An unprecedented series of weather events in January and February dropped about 110 in. of snow along the Massachusetts coastline in a four-week time frame. By comparison, the average annual snowfall is about 43 in. Snow buried everything. Travel and commerce stopped; there were not enough snowplows to adequately clear the roads. Meanwhile, temperatures plummeted to near-record lows. The governor declared a state of emergency. Not surprisingly, a number of public utilities were adversely affected. Blizzards followed by multiple days of sub-freezing temperatures often cause service failures. Power lines break, water pipes freeze, and devices such as grinder pumps and vacuum sewer valves can malfunction. Plum Island is a barrier reef island along the Atlantic coast about 30 minutes north of Boston. The city of Newburyport provides water and sewer services for residents there. As collection system superintendent for the Department of Public Services, I (Jamie Tuccolo) assembled the team that dealt with the incredible storm of 2015. It was a culmination of weather problems that were unexpected and unprecedented—a convergence of circumstances that crippled the sewer system on Plum Island.
Vacuum sewers systems like the one installed on Plum Island typically are very low maintenance, even in bad weather. During the winter of 2015, amid one of the blizzards, we began to get alerts on our standard alarm system indicating low pressure in a collection line. A low-vacuum alarm is an infrequent but normal event; a vacuum pit valve may sometimes stick in the open position, reducing vacuum pressure in that line. Our monitoring equipment identifies the low-pressure line, and then we find the exact valve that needs attention by listening to the air intakes, which are located near the valve pits along the line. Once found, a valve can be adjusted or replaced in minutes. However, during the blizzard of 2015, it was impossible to locate an individual valve or valve pit because the streets and sidewalks were buried under almost 10 ft of snow. The air intakes, which project above ground about 3 ft, were well below the snow piles, which were made deeper by the snow plows.
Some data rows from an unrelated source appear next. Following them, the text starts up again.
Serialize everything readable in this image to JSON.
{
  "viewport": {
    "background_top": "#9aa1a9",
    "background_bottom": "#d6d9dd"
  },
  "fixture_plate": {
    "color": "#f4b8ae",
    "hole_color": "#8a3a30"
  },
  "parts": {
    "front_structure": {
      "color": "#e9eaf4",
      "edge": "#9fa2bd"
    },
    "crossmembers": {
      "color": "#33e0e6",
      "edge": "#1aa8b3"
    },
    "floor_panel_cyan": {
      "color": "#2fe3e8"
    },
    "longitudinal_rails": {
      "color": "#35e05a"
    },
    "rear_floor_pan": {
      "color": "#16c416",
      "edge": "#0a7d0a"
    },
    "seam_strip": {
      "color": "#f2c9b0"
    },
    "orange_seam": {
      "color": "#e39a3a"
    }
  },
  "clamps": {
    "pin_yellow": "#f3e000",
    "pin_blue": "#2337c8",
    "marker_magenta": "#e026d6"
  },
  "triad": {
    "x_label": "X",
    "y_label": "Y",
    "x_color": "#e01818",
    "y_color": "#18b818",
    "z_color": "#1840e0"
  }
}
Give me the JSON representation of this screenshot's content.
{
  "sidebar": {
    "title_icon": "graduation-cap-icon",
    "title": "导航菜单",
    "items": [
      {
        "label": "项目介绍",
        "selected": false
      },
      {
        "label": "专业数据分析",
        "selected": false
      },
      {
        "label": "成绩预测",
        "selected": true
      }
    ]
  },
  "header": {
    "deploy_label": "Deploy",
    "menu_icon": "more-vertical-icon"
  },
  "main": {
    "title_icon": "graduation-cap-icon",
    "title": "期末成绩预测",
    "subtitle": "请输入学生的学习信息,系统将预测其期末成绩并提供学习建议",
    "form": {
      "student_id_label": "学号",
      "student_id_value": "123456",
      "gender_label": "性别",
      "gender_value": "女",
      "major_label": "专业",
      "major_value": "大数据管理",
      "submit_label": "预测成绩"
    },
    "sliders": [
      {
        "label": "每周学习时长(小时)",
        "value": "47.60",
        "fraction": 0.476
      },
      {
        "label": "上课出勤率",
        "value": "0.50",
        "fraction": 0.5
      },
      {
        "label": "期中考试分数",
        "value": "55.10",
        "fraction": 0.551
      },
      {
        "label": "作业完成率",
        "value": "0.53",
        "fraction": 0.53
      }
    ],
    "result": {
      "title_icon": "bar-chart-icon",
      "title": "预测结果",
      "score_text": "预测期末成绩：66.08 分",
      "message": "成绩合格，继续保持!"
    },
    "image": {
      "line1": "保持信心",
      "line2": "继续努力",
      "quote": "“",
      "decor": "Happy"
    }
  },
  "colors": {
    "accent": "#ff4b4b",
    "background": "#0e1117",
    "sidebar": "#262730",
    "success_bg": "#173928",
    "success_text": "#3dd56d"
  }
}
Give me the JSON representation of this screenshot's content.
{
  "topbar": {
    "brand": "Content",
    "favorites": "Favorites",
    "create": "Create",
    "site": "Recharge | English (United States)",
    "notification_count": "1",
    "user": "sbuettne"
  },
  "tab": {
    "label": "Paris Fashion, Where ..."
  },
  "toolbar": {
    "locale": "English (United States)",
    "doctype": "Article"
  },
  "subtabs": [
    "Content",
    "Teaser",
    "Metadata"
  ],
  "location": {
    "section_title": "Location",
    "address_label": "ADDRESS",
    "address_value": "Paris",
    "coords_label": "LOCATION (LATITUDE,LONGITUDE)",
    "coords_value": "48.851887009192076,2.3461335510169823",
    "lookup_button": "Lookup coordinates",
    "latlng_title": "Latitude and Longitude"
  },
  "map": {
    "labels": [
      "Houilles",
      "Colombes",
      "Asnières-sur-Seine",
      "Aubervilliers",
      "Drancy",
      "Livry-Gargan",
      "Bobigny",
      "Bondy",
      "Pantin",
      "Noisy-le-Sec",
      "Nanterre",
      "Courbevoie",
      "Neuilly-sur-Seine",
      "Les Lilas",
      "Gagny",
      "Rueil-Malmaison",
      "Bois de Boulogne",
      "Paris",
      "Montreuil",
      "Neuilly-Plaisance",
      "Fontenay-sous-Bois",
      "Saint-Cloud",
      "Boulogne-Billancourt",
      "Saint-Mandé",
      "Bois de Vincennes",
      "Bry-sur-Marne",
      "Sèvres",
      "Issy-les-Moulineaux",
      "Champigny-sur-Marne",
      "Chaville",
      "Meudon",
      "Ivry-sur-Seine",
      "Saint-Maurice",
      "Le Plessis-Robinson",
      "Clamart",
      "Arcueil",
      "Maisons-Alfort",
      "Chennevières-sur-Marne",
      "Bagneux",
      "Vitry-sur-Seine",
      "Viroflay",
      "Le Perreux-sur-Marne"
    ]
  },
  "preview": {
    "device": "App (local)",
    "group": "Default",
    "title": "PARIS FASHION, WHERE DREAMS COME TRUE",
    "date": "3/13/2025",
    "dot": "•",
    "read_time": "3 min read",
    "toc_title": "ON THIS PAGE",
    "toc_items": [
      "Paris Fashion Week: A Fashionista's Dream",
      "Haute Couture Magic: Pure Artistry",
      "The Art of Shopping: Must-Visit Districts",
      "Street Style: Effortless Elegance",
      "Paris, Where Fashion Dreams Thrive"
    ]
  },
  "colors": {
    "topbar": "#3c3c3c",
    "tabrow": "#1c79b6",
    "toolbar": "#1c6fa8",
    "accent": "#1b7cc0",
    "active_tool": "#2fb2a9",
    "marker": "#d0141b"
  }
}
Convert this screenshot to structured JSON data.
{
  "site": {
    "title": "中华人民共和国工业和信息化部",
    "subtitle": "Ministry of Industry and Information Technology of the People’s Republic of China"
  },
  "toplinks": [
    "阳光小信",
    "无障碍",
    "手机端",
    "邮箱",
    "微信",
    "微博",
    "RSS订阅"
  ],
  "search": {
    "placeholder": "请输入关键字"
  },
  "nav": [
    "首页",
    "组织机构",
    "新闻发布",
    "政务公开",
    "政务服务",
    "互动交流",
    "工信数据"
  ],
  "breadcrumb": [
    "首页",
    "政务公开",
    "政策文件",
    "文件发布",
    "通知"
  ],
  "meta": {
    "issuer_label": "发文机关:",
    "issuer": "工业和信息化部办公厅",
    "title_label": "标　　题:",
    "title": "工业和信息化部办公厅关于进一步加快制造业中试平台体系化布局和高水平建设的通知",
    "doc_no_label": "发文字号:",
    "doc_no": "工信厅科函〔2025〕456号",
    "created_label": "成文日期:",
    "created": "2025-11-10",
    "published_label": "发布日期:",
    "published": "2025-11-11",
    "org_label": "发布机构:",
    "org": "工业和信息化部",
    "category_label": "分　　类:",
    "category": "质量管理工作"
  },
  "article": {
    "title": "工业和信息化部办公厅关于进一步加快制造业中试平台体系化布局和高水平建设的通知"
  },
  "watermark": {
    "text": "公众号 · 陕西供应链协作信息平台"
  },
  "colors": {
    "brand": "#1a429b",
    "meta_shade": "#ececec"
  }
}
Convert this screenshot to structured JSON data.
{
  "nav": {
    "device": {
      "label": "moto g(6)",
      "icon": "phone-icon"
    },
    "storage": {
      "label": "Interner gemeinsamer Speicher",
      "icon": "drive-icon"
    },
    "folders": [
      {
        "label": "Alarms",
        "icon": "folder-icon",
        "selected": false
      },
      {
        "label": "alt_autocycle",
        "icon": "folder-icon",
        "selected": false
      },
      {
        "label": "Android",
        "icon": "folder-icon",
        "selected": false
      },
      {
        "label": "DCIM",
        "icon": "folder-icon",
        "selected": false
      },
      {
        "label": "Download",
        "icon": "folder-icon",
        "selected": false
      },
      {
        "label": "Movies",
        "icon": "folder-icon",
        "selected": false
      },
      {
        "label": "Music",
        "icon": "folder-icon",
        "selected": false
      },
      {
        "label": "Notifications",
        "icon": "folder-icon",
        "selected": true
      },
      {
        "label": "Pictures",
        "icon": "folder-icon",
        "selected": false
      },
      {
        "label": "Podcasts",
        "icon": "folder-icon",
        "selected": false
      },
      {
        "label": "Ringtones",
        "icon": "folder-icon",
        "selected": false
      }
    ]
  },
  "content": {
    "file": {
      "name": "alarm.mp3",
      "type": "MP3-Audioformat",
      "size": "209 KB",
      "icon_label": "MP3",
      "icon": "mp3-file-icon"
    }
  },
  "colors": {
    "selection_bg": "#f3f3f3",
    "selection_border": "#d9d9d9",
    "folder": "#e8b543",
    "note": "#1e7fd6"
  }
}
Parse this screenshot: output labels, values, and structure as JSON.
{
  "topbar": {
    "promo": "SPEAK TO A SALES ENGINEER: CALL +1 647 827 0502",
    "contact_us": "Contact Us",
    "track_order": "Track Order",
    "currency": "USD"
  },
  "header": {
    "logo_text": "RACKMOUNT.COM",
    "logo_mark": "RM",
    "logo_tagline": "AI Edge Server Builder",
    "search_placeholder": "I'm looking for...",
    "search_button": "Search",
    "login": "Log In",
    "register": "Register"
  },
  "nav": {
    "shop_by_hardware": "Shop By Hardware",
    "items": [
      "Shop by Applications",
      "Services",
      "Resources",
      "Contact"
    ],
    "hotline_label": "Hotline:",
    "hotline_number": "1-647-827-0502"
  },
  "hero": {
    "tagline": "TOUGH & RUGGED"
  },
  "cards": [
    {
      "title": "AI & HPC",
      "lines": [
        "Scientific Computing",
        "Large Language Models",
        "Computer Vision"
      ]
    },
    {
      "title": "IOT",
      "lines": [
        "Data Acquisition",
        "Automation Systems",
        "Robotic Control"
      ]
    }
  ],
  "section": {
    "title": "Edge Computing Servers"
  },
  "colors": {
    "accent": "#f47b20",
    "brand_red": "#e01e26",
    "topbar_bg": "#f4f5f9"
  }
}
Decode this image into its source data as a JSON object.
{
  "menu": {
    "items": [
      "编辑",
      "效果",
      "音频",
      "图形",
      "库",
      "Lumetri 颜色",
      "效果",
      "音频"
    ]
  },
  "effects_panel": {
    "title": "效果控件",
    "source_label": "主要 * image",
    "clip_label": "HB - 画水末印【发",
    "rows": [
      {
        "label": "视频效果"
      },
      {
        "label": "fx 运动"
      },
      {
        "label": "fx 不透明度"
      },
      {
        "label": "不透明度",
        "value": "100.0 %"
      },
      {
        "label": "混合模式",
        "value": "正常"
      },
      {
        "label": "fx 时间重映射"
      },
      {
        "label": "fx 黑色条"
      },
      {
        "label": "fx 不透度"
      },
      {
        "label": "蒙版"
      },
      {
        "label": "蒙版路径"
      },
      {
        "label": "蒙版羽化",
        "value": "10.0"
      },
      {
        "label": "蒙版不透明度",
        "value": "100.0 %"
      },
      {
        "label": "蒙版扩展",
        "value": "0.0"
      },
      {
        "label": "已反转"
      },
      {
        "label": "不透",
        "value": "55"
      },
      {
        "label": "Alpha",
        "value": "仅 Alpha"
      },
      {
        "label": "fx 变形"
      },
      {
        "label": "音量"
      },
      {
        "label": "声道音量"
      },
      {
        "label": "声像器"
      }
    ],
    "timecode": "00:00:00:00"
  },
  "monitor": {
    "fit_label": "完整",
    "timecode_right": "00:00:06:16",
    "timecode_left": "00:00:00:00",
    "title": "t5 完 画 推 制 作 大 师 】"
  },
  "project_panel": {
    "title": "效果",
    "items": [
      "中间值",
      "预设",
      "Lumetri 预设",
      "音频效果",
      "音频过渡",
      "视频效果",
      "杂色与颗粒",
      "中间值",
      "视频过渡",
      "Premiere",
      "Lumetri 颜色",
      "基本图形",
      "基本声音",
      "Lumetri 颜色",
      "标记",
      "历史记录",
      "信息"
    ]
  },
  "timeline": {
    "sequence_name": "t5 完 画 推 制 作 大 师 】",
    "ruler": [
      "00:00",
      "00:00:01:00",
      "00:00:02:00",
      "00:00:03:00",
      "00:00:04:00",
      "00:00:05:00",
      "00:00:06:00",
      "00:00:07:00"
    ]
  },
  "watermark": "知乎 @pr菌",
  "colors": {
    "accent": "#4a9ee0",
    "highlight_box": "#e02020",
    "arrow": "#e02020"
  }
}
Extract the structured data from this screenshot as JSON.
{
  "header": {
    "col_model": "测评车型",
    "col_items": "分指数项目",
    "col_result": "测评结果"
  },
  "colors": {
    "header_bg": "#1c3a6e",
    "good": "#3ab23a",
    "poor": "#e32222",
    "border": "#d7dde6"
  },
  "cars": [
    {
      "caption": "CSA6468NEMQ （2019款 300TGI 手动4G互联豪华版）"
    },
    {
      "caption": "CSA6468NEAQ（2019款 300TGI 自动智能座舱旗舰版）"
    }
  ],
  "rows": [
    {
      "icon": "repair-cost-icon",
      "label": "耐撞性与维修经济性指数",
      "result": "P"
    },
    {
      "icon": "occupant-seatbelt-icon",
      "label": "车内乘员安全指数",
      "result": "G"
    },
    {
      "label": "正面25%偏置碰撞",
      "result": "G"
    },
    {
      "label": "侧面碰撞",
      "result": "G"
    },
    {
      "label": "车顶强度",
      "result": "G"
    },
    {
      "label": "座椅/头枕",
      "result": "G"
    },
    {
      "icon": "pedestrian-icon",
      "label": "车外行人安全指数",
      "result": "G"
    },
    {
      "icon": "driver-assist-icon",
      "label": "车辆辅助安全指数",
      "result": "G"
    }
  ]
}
Soon other valves were not functioning properly, likely due to low pressure within the collection line caused by the open valve; a domino effect. In order to get the system back online, our crews worked three shifts, 24 hours a day, seven days a week for three weeks. We contacted Airvac, the system manufacturer and an authority on vacuum sewer technology. It immediately sent two of its top people to help solve the problem, but they were stymied as well. There was simply too much snow to find the open valves. Within a few days, much of the sewer system in Plum Island was shut down. As a result, the city had to notify residents that sewer service was temporarily offline and that they were to be relocated to hotels until the situation was resolved.